This is a vampire film that establishes some of its own rules and avoids many of the known tropes of the genre. Daylight isn't a problem for these creatures, whilst, in place of fangs, a talon-like thumbnail is used to pierce the wrists of willing participants or be throttled into the necks of victims and foes. A novel approach, although the film is too self-aware on occasions, but is played entirely straight and with much style and atmosphere. Arterton is terrific here, impressing once again with an assertive, sexy performance, which plays in contrast to the soft-spoken Ronan, whose Eleanor is gentle and introspective. The primary cast is small, but also includes Jonny Lee Miller, seen in flashback as syphilitic creep, whose actions are pivotal to the story. Daniel Mays, as a grief-stricken sap, whom Clara plays on for her and Eleanor's benefit. And Caleb Landry Jones, as a young waiter whom Eleanor befriends.

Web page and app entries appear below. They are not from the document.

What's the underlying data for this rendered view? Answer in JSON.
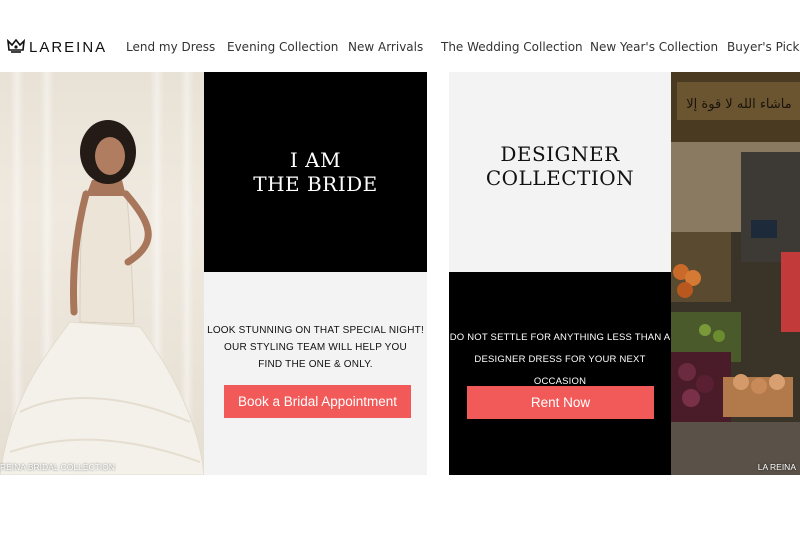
{
  "brand": {
    "name": "LAREINA"
  },
  "nav": {
    "items": [
      "Lend my Dress",
      "Evening Collection",
      "New Arrivals",
      "The Wedding Collection",
      "New Year's Collection",
      "Buyer's Picks"
    ]
  },
  "bride_panel": {
    "title_line1": "I AM",
    "title_line2": "THE BRIDE",
    "copy_line1": "LOOK STUNNING ON THAT SPECIAL NIGHT!",
    "copy_line2": "OUR STYLING TEAM WILL HELP YOU",
    "copy_line3": "FIND THE ONE & ONLY.",
    "cta_label": "Book a Bridal Appointment"
  },
  "designer_panel": {
    "title_line1": "DESIGNER",
    "title_line2": "COLLECTION",
    "copy_line1": "DO NOT SETTLE FOR ANYTHING LESS THAN A",
    "copy_line2": "DESIGNER DRESS FOR YOUR NEXT OCCASION",
    "cta_label": "Rent Now"
  },
  "photos": {
    "bride_caption": "REINA BRIDAL COLLECTION",
    "market_caption": "LA REINA",
    "market_sign_text": "ماشاء الله لا قوة إلا"
  },
  "colors": {
    "accent": "#f25a5a",
    "black": "#000000",
    "light_panel": "#f3f3f3"
  }
}
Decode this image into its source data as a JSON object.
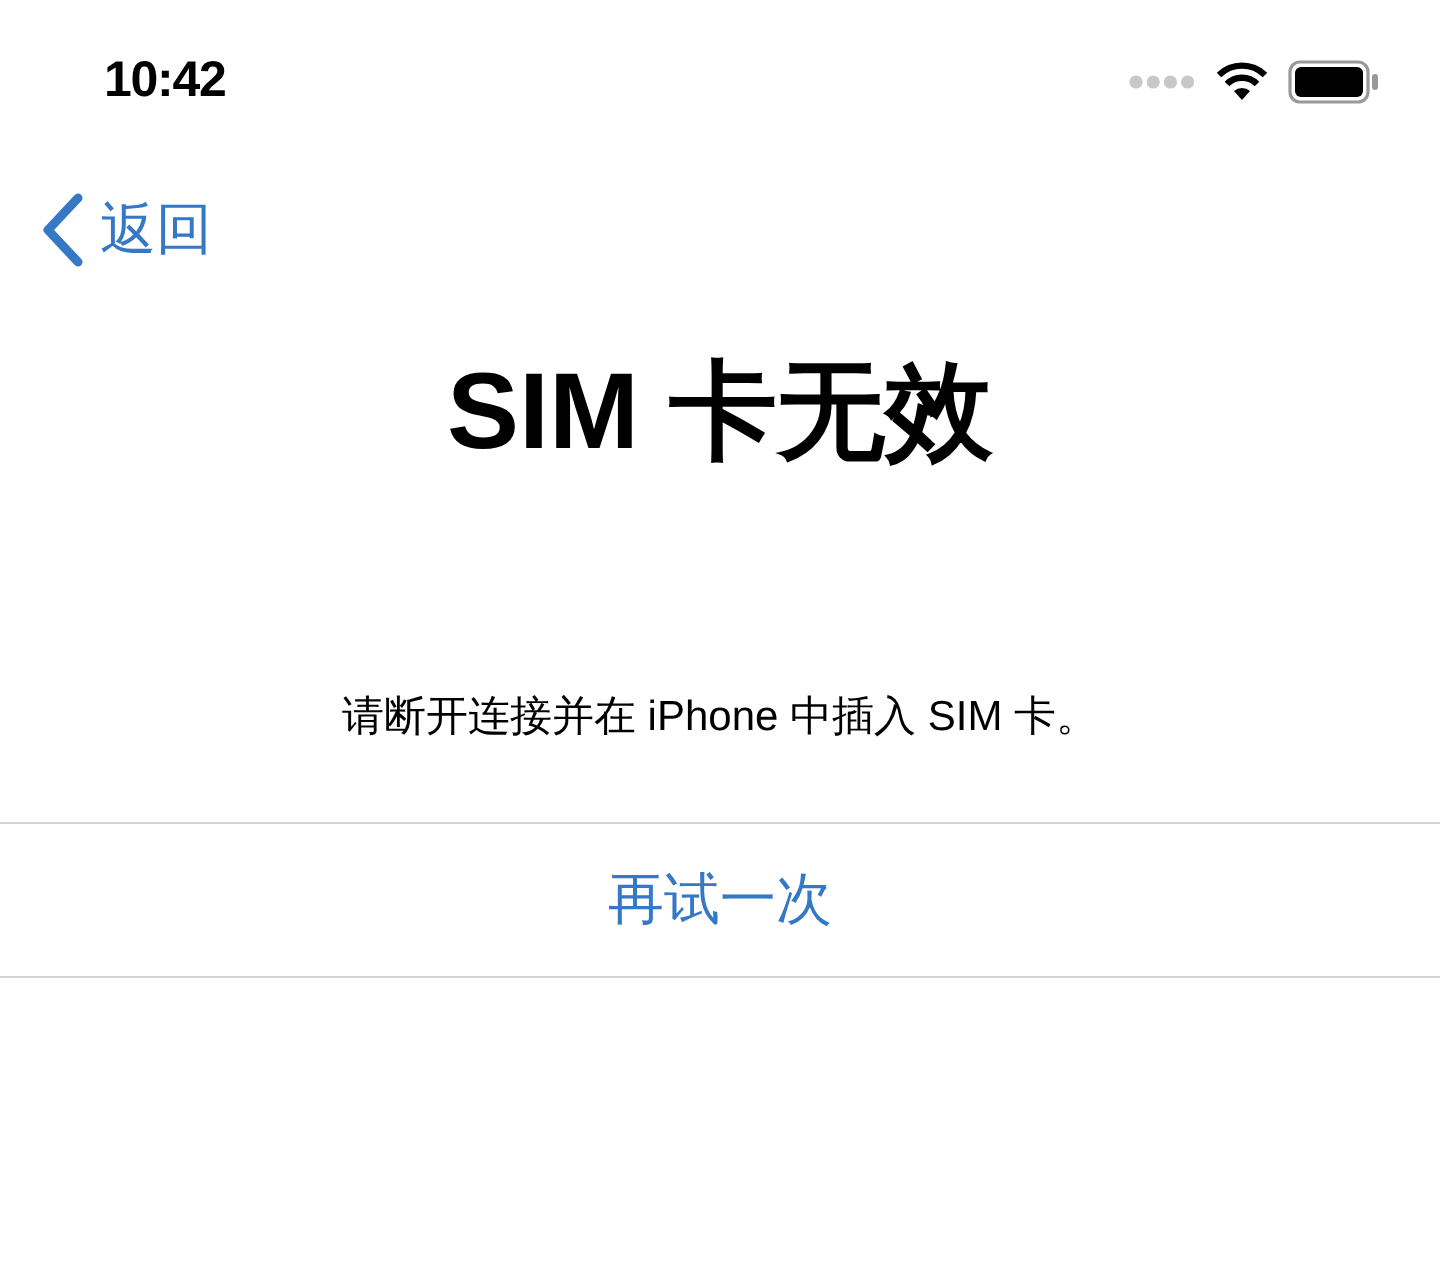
{
  "status_bar": {
    "time": "10:42"
  },
  "nav": {
    "back_label": "返回"
  },
  "title": "SIM 卡无效",
  "message": "请断开连接并在 iPhone 中插入 SIM 卡。",
  "action_button": "再试一次"
}
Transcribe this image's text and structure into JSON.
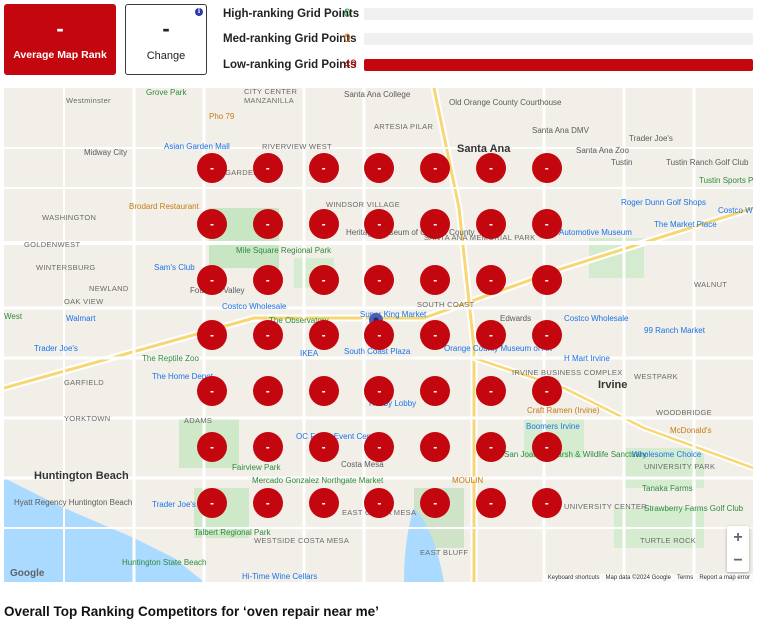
{
  "kpis": {
    "average_map_rank": {
      "value": "-",
      "label": "Average Map Rank"
    },
    "change": {
      "value": "-",
      "label": "Change",
      "info_icon": "info-icon"
    }
  },
  "stats": [
    {
      "label": "High-ranking Grid Points",
      "count": "0",
      "color": "#2e9e4e",
      "fraction": 0
    },
    {
      "label": "Med-ranking Grid Points",
      "count": "0",
      "color": "#e0701b",
      "fraction": 0
    },
    {
      "label": "Low-ranking Grid Points",
      "count": "49",
      "color": "#c4070e",
      "fraction": 1
    }
  ],
  "map": {
    "grid_pin_label": "-",
    "grid_rows": 7,
    "grid_cols": 7,
    "places": {
      "westminster": "Westminster",
      "grove_park": "Grove Park",
      "city_center": "CITY CENTER",
      "manzanilla": "MANZANILLA",
      "santa_ana_college": "Santa Ana College",
      "old_orange_county_courthouse": "Old Orange County Courthouse",
      "pho_79": "Pho 79",
      "artesia_pilar": "ARTESIA PILAR",
      "santa_ana_dmv": "Santa Ana DMV",
      "trader_joes_1": "Trader Joe's",
      "midway_city": "Midway City",
      "asian_garden_mall": "Asian Garden Mall",
      "riverview_west": "RIVERVIEW WEST",
      "santa_ana": "Santa Ana",
      "santa_ana_zoo": "Santa Ana Zoo",
      "tustin": "Tustin",
      "tustin_ranch_golf_club": "Tustin Ranch Golf Club",
      "west_garden_grove": "WEST GARDEN",
      "tustin_sports_park": "Tustin Sports Park",
      "brodard_restaurant": "Brodard Restaurant",
      "washington": "WASHINGTON",
      "windsor_village": "WINDSOR VILLAGE",
      "heritage_museum": "Heritage Museum of Orange County",
      "santa_ana_memorial_park": "SANTA ANA MEMORIAL PARK",
      "automotive_museum": "Automotive Museum",
      "roger_dunn": "Roger Dunn Golf Shops",
      "costco_1": "Costco Wh",
      "market_place": "The Market Place",
      "goldenwest": "GOLDENWEST",
      "mile_square": "Mile Square Regional Park",
      "wintersburg": "WINTERSBURG",
      "sams_club": "Sam's Club",
      "fountain_valley": "Fountain Valley",
      "newland": "NEWLAND",
      "oak_view": "OAK VIEW",
      "costco_2": "Costco Wholesale",
      "south_coast": "SOUTH COAST",
      "walnut": "WALNUT",
      "walmart": "Walmart",
      "west": "West",
      "super_king_market": "Super King Market",
      "the_observatory": "The Observatory",
      "edwards": "Edwards",
      "costco_3": "Costco Wholesale",
      "ranch_market": "99 Ranch Market",
      "trader_joes_2": "Trader Joe's",
      "reptile_zoo": "The Reptile Zoo",
      "ikea": "IKEA",
      "south_coast_plaza": "South Coast Plaza",
      "ocma": "Orange County Museum of Art",
      "h_mart": "H Mart Irvine",
      "home_depot": "The Home Depot",
      "garfield": "GARFIELD",
      "irvine_business_complex": "IRVINE BUSINESS COMPLEX",
      "irvine": "Irvine",
      "westpark": "WESTPARK",
      "yorktown": "YORKTOWN",
      "adams": "ADAMS",
      "hobby_lobby": "Hobby Lobby",
      "craft_ramen": "Craft Ramen (Irvine)",
      "woodbridge": "WOODBRIDGE",
      "boomers": "Boomers Irvine",
      "mcdonalds": "McDonald's",
      "oc_event_center": "OC Fair & Event Center",
      "costa_mesa": "Costa Mesa",
      "fairview_park": "Fairview Park",
      "san_joaquin": "San Joaquin Marsh & Wildlife Sanctuary",
      "wholesome_choice": "Wholesome Choice",
      "university_park": "UNIVERSITY PARK",
      "huntington_beach": "Huntington Beach",
      "mercado": "Mercado Gonzalez Northgate Market",
      "moulin": "MOULIN",
      "tanaka_farms": "Tanaka Farms",
      "hyatt": "Hyatt Regency Huntington Beach",
      "trader_joes_3": "Trader Joe's",
      "east_costa_mesa": "EAST COSTA MESA",
      "university_center": "UNIVERSITY CENTER",
      "strawberry_farms": "Strawberry Farms Golf Club",
      "talbert_park": "Talbert Regional Park",
      "westside_costa_mesa": "WESTSIDE COSTA MESA",
      "turtle_rock": "TURTLE ROCK",
      "east_bluff": "EAST BLUFF",
      "state_beach": "Huntington State Beach",
      "hi_time": "Hi-Time Wine Cellars"
    },
    "google_logo": "Google",
    "attribution": {
      "keyboard": "Keyboard shortcuts",
      "map_data": "Map data ©2024 Google",
      "terms": "Terms",
      "report": "Report a map error"
    },
    "zoom_in": "+",
    "zoom_out": "−"
  },
  "section_heading": "Overall Top Ranking Competitors for ‘oven repair near me’"
}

At times, this is an invigorating and exciting film, although it's free of genuine scares. The blood does flow thick and occasionally fast, with the emphasis on mood and the telling of an intriguing story emphasised over creating scares. Unfortunately, this is dashed by a slightly contrived and obvious climax that works, if only just. Byzantium does some new things for the vampire film, but won't be considered revolutionary or pivotal in doing so. Whilst it's unlikely to find the audience numbers of the Twilight films or more generic crowd-pleasers. But this is a worthwhile and involving film that suffers a few plot holes too many, but is largely satisfying. Especially with such fine performances by the two splendid female leads.


Cheers for the review greystoke :smt023

Because the weather has been so good in scotland(i know hard to believe) the past 2 week i have not been to the cinema much,but i did go to see hangover 3,as a fan of the first 2 movies,i was left very dissapointed on part 3.it started off well and the story was good,but the movie was just not funny !!!

Re: last movie you watched

Sat Jun 22, 2013 1:46 am

Man of Steel, I'd rate 4 out of 5, a bit of an overload in action in the last half hour but by far the best Superman film Ive seen.

Re: last movie you watched

Sat Jun 22, 2013 10:22 am

Eddie wrote:Man of Steel, I'd rate 4 out of 5, a bit of an overload in action in the last half hour but by far the best Superman film Ive seen.



I went to see it last night too.it was ok for me,i enjoyed it in parts.i found it took to long to get to the point, if they cut half an hour off the movie it would have been better it dragged on for too long.

Re: last movie you watched

Sat Jun 22, 2013 10:27 am

i saw the hobbit this week on dvd
great movie
jan